In fact, RF shows how fast the trading system may exit from the maximum drawdown.
- If RF is more than 2, the system has a certain profit margin and you might consider this system for trading.
- If RF is less than 2, it is better to update it, since its stability is questionable.
- If the system’s RF is more than 10, you can consider this system stable and use it with a bigger capital.
What is the Sharpe ratio?
Sharpe Ratio (SR) is a statistical indicator for risk assessment. It is calculated as a relation of the trading system returns to the standard deviation of returns.
SR shows what profit a trader could make with relation to the assumed risk under the TS.
Example. If the Sharpe ratio is 0.5, it means that for making USD 50 profit a trader may put at risk potential USD 100 of losses.
This ratio could be a good assistant when you make a choice between two TS.
- If SR < 0.1, it is better to continue updating this system, since the risks are too high in relation to the potential profit.
- If SR > 0.1, you could use the system on the real account but with a limited amount of funds.
- If SR > 1, you can consider the system to be stable and use it to the utmost with your whole working capital.
How to increase stability of your trading?
Let’s assume that you conducted analysis of your TS and it showed unsatisfactory results.
Then it becomes evident that you need to improve your system’s efficiency by increasing profit and decreasing risks:
- Collect the TS statistics on various time-frames and instruments;
- Change the TS parameters;
- Compose portfolios of several TS. Statistical indicators of a portfolio could be higher than statistical indicators of an individual system.
System trading is a path to your gradual long-term survival under tough competitive conditions.
Before you invest serious money into the system, check it for stability, since if the TS shows bad statistical indicators, it may bring losses in the event of a slightest market change.
This is like a car, which is designed to ride on good roads in cities. If it moves off the road, it might get stuck. So, a TS with good statistical parameters is like an off-road vehicle, which can safely ride on-road and off-road.
The following main thoughts of this article will help you to increase quality of your trading system:
- collect the TS data on the demo account for not less than 12 months;
- APT should be bigger than ALT;
- profit factor should be more than 1.6;
- recovery factor should be more than 2;

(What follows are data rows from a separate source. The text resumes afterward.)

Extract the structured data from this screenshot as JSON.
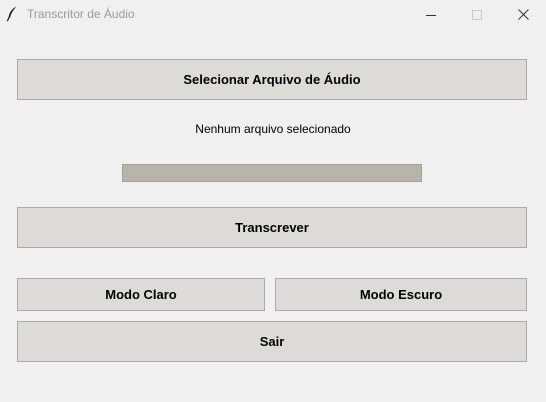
{
  "window": {
    "title": "Transcritor de Áudio",
    "controls": [
      "minimize-icon",
      "maximize-icon",
      "close-icon"
    ]
  },
  "main": {
    "select_button_label": "Selecionar Arquivo de Áudio",
    "status_text": "Nenhum arquivo selecionado",
    "progress": 0,
    "transcribe_button_label": "Transcrever",
    "light_mode_button_label": "Modo Claro",
    "dark_mode_button_label": "Modo Escuro",
    "exit_button_label": "Sair"
  },
  "colors": {
    "background": "#f0f0f0",
    "button_background": "#dddbd7",
    "button_border": "#a9a9a9",
    "progress_trough": "#bab3aa"
  }
}
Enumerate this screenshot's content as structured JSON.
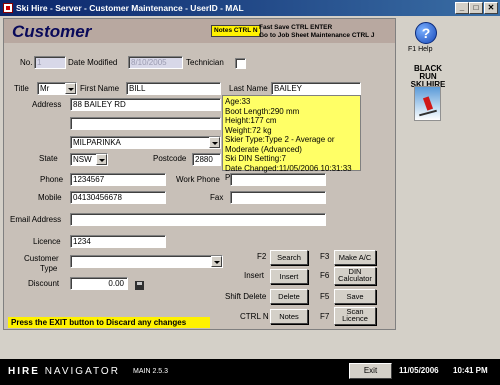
{
  "window": {
    "title": "Ski Hire - Server - Customer Maintenance - UserID - MAL",
    "minimize": "_",
    "maximize": "□",
    "close": "✕"
  },
  "header": {
    "title": "Customer",
    "notes_badge": "Notes CTRL N",
    "hint_line1": "Fast Save CTRL ENTER",
    "hint_line2": "Go to Job Sheet Maintenance CTRL J"
  },
  "form": {
    "no_label": "No.",
    "no_value": "1",
    "date_modified_label": "Date Modified",
    "date_modified_value": "8/10/2005",
    "technician_label": "Technician",
    "title_label": "Title",
    "title_value": "Mr",
    "first_name_label": "First Name",
    "first_name_value": "BILL",
    "last_name_label": "Last Name",
    "last_name_value": "BAILEY",
    "address_label": "Address",
    "address1_value": "88 BAILEY RD",
    "address2_value": "",
    "suburb_value": "MILPARINKA",
    "state_label": "State",
    "state_value": "NSW",
    "postcode_label": "Postcode",
    "postcode_value": "2880",
    "phone_label": "Phone",
    "phone_value": "1234567",
    "work_phone_label": "Work Phone",
    "work_phone_value": "",
    "mobile_label": "Mobile",
    "mobile_value": "04130456678",
    "fax_label": "Fax",
    "fax_value": "",
    "email_label": "Email Address",
    "email_value": "",
    "licence_label": "Licence",
    "licence_value": "1234",
    "customer_type_label_1": "Customer",
    "customer_type_label_2": "Type",
    "customer_type_value": "",
    "discount_label": "Discount",
    "discount_value": "0.00"
  },
  "info": {
    "line1": "Age:33",
    "line2": "Boot Length:290 mm",
    "line3": "Height:177 cm",
    "line4": "Weight:72 kg",
    "line5": "Skier Type:Type 2 - Average or Moderate (Advanced)",
    "line6": "Ski DIN Setting:7",
    "line7": "Date Changed:11/05/2006 10:31:33 PM"
  },
  "shortcuts": {
    "search_key": "F2",
    "search_label": "Search",
    "insert_key": "Insert",
    "insert_label": "Insert",
    "delete_key": "Shift Delete",
    "delete_label": "Delete",
    "notes_key": "CTRL N",
    "notes_label": "Notes",
    "make_ac_key": "F3",
    "make_ac_label": "Make A/C",
    "din_key": "F6",
    "din_label_1": "DIN",
    "din_label_2": "Calculator",
    "save_key": "F5",
    "save_label": "Save",
    "scan_key": "F7",
    "scan_label_1": "Scan",
    "scan_label_2": "Licence"
  },
  "exit_banner": "Press the EXIT button to Discard any changes",
  "side": {
    "help_glyph": "?",
    "help_label": "F1  Help",
    "brand_line1": "BLACK RUN",
    "brand_line2": "SKI HIRE"
  },
  "status": {
    "brand_hire": "HIRE",
    "brand_navigator": "NAVIGATOR",
    "version": "MAIN 2.5.3",
    "exit_label": "Exit",
    "date": "11/05/2006",
    "time": "10:41 PM"
  },
  "colors": {
    "title_bar": "#0a246a",
    "highlight_yellow": "#fff200",
    "info_yellow": "#ffff66",
    "form_bg": "#c8c0b8"
  }
}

- Sharpe factor should be more than 0.1;
- compose portfolios of several TS on various time-frames and instruments, increasing, in so doing, your trading stability.
Develop stable trading systems – the market off-road vehicles!